Trend 1: Social Democrat Decay

The most obvious trend to me is the decay of the Social Democrats. This can be seen all across Europe; the most famous examples are probably Labour, as they just recently lost a historical election in Great Britain, while the German SPD has by and large become a walking corpse in last 15 years, losing voters election after election.

In Slovakia this trend holds as well. While Smer-SD still won the last election in 2016 (where they received 28% of the vote), there are signs that they won‘ t come out on top this time around. Polls must not be conducted in Slovakia during the last two weeks before the election, but the downward trend is clearly visible, especially in the last few months:


While now at 17%, they were polling at 22% as late as October – but both numbers are a far cry from their result in 2016.

Trend 2: Populist surprise

While Smer was still in the lead when the last poll was conducted, we actually expect another party to win: OľaNO, which translates to Ordinary People and Independent Personalities in English. They were surging very late in the polling and we expect this trend to continue and propel them past Smer come election day. Here are the latest polling results from their perspective:

This mirrors another trend in global politics: Surprise results by populist parties, that often get underestimated in the polling prior to the election. Trump is a prime example of that, but the same is true for in many elections globally.

Trend 3: Phasing out the career politicians:

The rise of OľaNO also mirrors the trend of many people being increasingly sick and tired of career politicians.
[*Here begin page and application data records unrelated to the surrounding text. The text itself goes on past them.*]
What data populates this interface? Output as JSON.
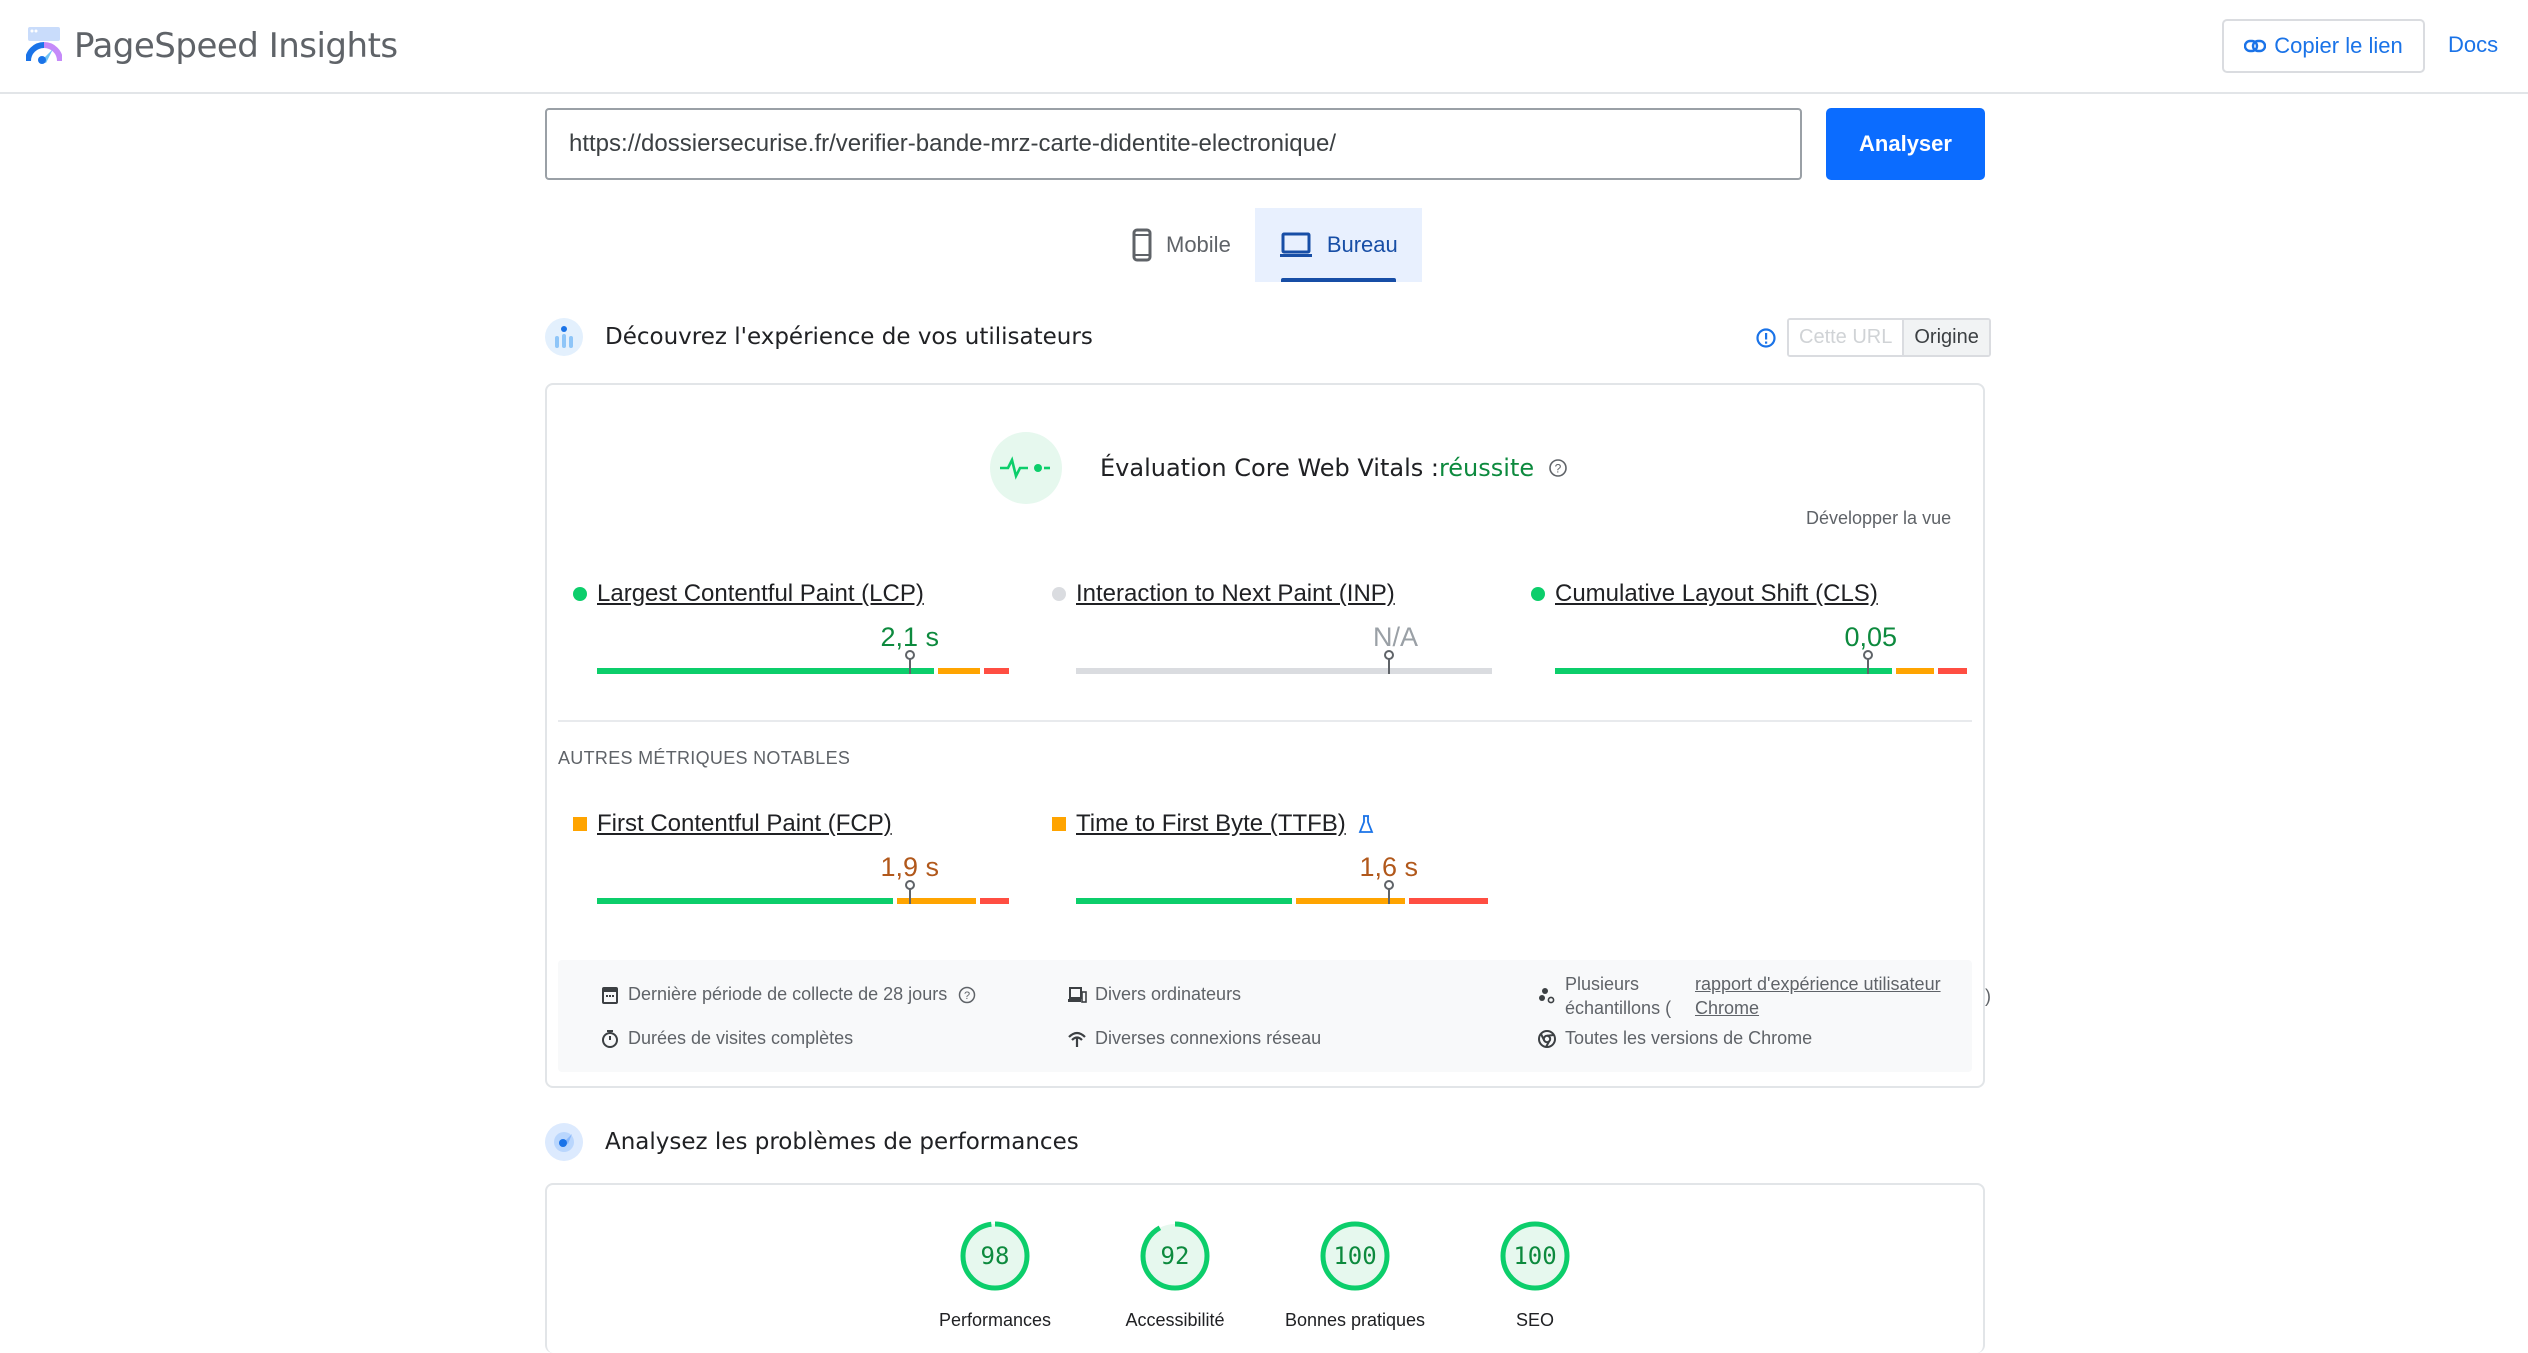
{
  "header": {
    "app_title": "PageSpeed Insights",
    "copy_link_label": "Copier le lien",
    "docs_label": "Docs"
  },
  "search": {
    "url_value": "https://dossiersecurise.fr/verifier-bande-mrz-carte-didentite-electronique/",
    "analyze_label": "Analyser"
  },
  "device_tabs": [
    {
      "label": "Mobile",
      "icon": "phone-icon",
      "active": false
    },
    {
      "label": "Bureau",
      "icon": "laptop-icon",
      "active": true
    }
  ],
  "field_section": {
    "title": "Découvrez l'expérience de vos utilisateurs",
    "toggle": {
      "option_url": "Cette URL",
      "option_origin": "Origine",
      "selected": "Origine"
    },
    "cwv": {
      "label": "Évaluation Core Web Vitals :",
      "status": "réussite",
      "status_color": "#0d8a3e"
    },
    "expand_label": "Développer la vue",
    "core_metrics": [
      {
        "name": "Largest Contentful Paint (LCP)",
        "value": "2,1 s",
        "rating": "good",
        "marker_pct": 75,
        "dist": {
          "good": 0.82,
          "ni": 0.11,
          "poor": 0.07
        }
      },
      {
        "name": "Interaction to Next Paint (INP)",
        "value": "N/A",
        "rating": "na",
        "marker_pct": 75,
        "dist": null
      },
      {
        "name": "Cumulative Layout Shift (CLS)",
        "value": "0,05",
        "rating": "good",
        "marker_pct": 75,
        "dist": {
          "good": 0.82,
          "ni": 0.1,
          "poor": 0.08
        }
      }
    ],
    "other_label": "AUTRES MÉTRIQUES NOTABLES",
    "other_metrics": [
      {
        "name": "First Contentful Paint (FCP)",
        "value": "1,9 s",
        "rating": "average",
        "marker_pct": 75,
        "experimental": false,
        "dist": {
          "good": 0.72,
          "ni": 0.2,
          "poor": 0.08
        }
      },
      {
        "name": "Time to First Byte (TTFB)",
        "value": "1,6 s",
        "rating": "average",
        "marker_pct": 75,
        "experimental": true,
        "dist": {
          "good": 0.53,
          "ni": 0.27,
          "poor": 0.2
        }
      }
    ],
    "footer": {
      "period": "Dernière période de collecte de 28 jours",
      "visits": "Durées de visites complètes",
      "devices": "Divers ordinateurs",
      "network": "Diverses connexions réseau",
      "samples_prefix": "Plusieurs échantillons (",
      "samples_link": "rapport d'expérience utilisateur Chrome",
      "samples_suffix": ")",
      "chrome": "Toutes les versions de Chrome"
    }
  },
  "lab_section": {
    "title": "Analysez les problèmes de performances",
    "scores": [
      {
        "label": "Performances",
        "score": 98
      },
      {
        "label": "Accessibilité",
        "score": 92
      },
      {
        "label": "Bonnes pratiques",
        "score": 100
      },
      {
        "label": "SEO",
        "score": 100
      }
    ]
  },
  "colors": {
    "good": "#0cce6b",
    "average": "#ffa400",
    "poor": "#ff4e42",
    "na": "#dadce0",
    "good_text": "#0d8a3e",
    "average_text": "#b1581b",
    "na_text": "#9aa0a6",
    "accent": "#1a73e8"
  }
}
Their name Ordinary People and Independent Personalities is a symbol of exactly that.

Granted, events took a particularly extreme turn in that direction when investigative journalist Jan Kuciak (27) and his fiancé Martina Kusnirova (27) were shot on February 21, 2018 in their home in Western Slovakia, which sparked protests around the country with the biggest uprisings since the Velvet Revolutions gatherings in 1989.

These ultimately forced Prime Minister Robert Fico to resign, but he did remain head of Smer-SD. At the time they were polling at 25.5%, and it has been a downward trajectory ever since.
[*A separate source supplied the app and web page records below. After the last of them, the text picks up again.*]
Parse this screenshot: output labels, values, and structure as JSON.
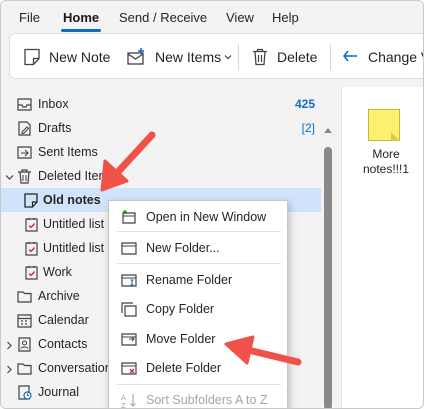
{
  "menubar": {
    "tabs": [
      {
        "label": "File"
      },
      {
        "label": "Home",
        "active": true
      },
      {
        "label": "Send / Receive"
      },
      {
        "label": "View"
      },
      {
        "label": "Help"
      }
    ]
  },
  "ribbon": {
    "new_note": "New Note",
    "new_items": "New Items",
    "delete": "Delete",
    "change_view": "Change V"
  },
  "folders": {
    "inbox": {
      "label": "Inbox",
      "count": "425"
    },
    "drafts": {
      "label": "Drafts",
      "count": "[2]"
    },
    "sent": {
      "label": "Sent Items"
    },
    "deleted": {
      "label": "Deleted Items"
    },
    "old_notes": {
      "label": "Old notes"
    },
    "untitled_1": {
      "label": "Untitled list"
    },
    "untitled_2": {
      "label": "Untitled list"
    },
    "work": {
      "label": "Work"
    },
    "archive": {
      "label": "Archive"
    },
    "calendar": {
      "label": "Calendar"
    },
    "contacts": {
      "label": "Contacts"
    },
    "conversation": {
      "label": "Conversation"
    },
    "journal": {
      "label": "Journal"
    }
  },
  "notes_list": {
    "item_label": "More notes!!!1"
  },
  "context_menu": {
    "open_new_window": "Open in New Window",
    "new_folder": "New Folder...",
    "rename_folder": "Rename Folder",
    "copy_folder": "Copy Folder",
    "move_folder": "Move Folder",
    "delete_folder": "Delete Folder",
    "sort_subfolders": "Sort Subfolders A to Z"
  },
  "colors": {
    "accent": "#0f6cbd",
    "selection": "#cfe4fa",
    "annotation_arrow": "#f0524a",
    "note_yellow": "#fbf070"
  }
}
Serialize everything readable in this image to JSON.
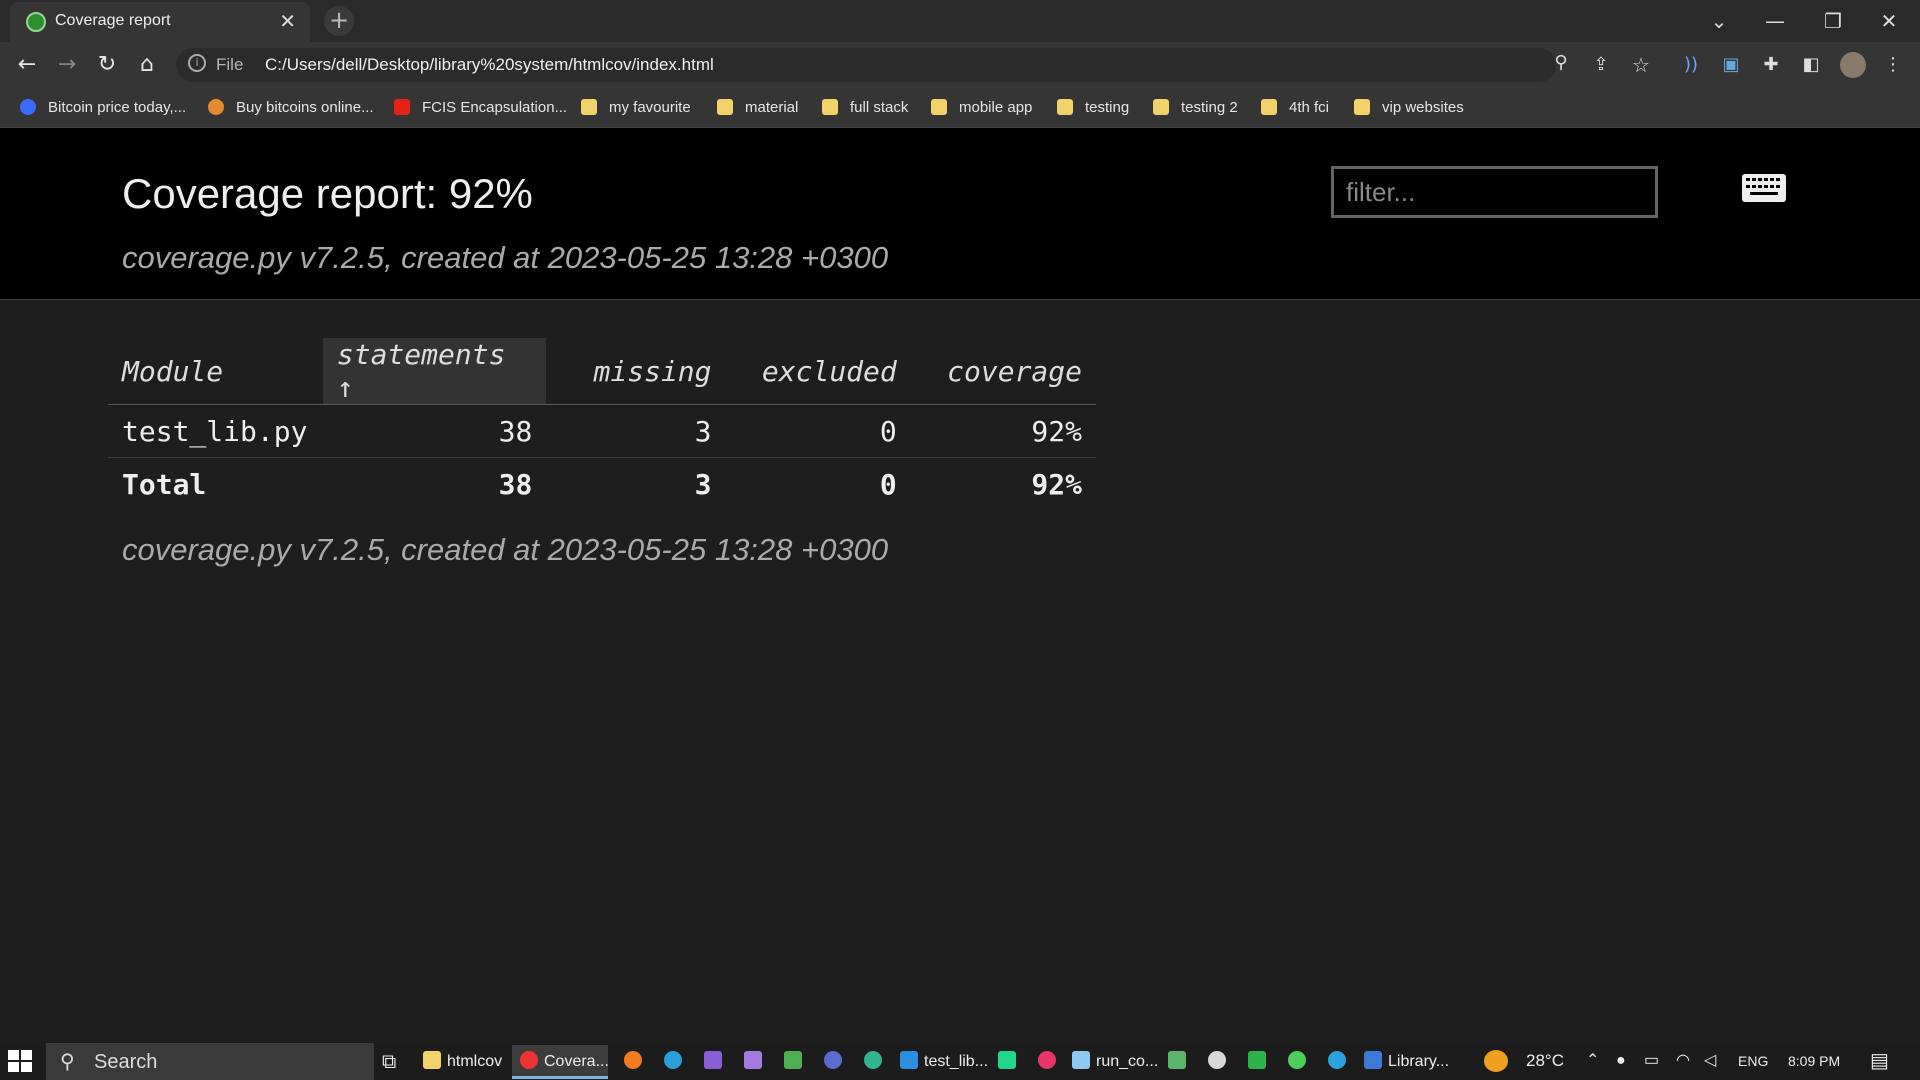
{
  "browser": {
    "tab_title": "Coverage report",
    "url_scheme": "File",
    "url": "C:/Users/dell/Desktop/library%20system/htmlcov/index.html",
    "bookmarks": [
      {
        "label": "Bitcoin price today,...",
        "icon": "blue-circle-icon"
      },
      {
        "label": "Buy bitcoins online...",
        "icon": "bitcoin-icon"
      },
      {
        "label": "FCIS Encapsulation...",
        "icon": "youtube-icon"
      },
      {
        "label": "my favourite",
        "icon": "folder-icon"
      },
      {
        "label": "material",
        "icon": "folder-icon"
      },
      {
        "label": "full stack",
        "icon": "folder-icon"
      },
      {
        "label": "mobile app",
        "icon": "folder-icon"
      },
      {
        "label": "testing",
        "icon": "folder-icon"
      },
      {
        "label": "testing 2",
        "icon": "folder-icon"
      },
      {
        "label": "4th fci",
        "icon": "folder-icon"
      },
      {
        "label": "vip websites",
        "icon": "folder-icon"
      }
    ]
  },
  "report": {
    "title": "Coverage report: 92%",
    "created": "coverage.py v7.2.5, created at 2023-05-25 13:28 +0300",
    "filter_placeholder": "filter...",
    "columns": [
      "Module",
      "statements ↑",
      "missing",
      "excluded",
      "coverage"
    ],
    "rows": [
      {
        "module": "test_lib.py",
        "statements": "38",
        "missing": "3",
        "excluded": "0",
        "coverage": "92%"
      }
    ],
    "total": {
      "module": "Total",
      "statements": "38",
      "missing": "3",
      "excluded": "0",
      "coverage": "92%"
    }
  },
  "taskbar": {
    "search_label": "Search",
    "items": [
      {
        "label": "htmlcov"
      },
      {
        "label": "Covera..."
      },
      {
        "label": "test_lib..."
      },
      {
        "label": "run_co..."
      },
      {
        "label": "Library..."
      }
    ],
    "weather": "28°C",
    "language": "ENG",
    "time": "8:09 PM"
  }
}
Trend 4: A fractured party landscape

In many European countries the party landscape is severely fractured, a trend that has become especially pronounced in Germany, which gained roughly one extra major party every decade in the parliament since 1990.

The situation in Slovakia is even more chaotic, as the graph shows:

In fact seven parties are likely to make the 5% threshold, and possibly even eight.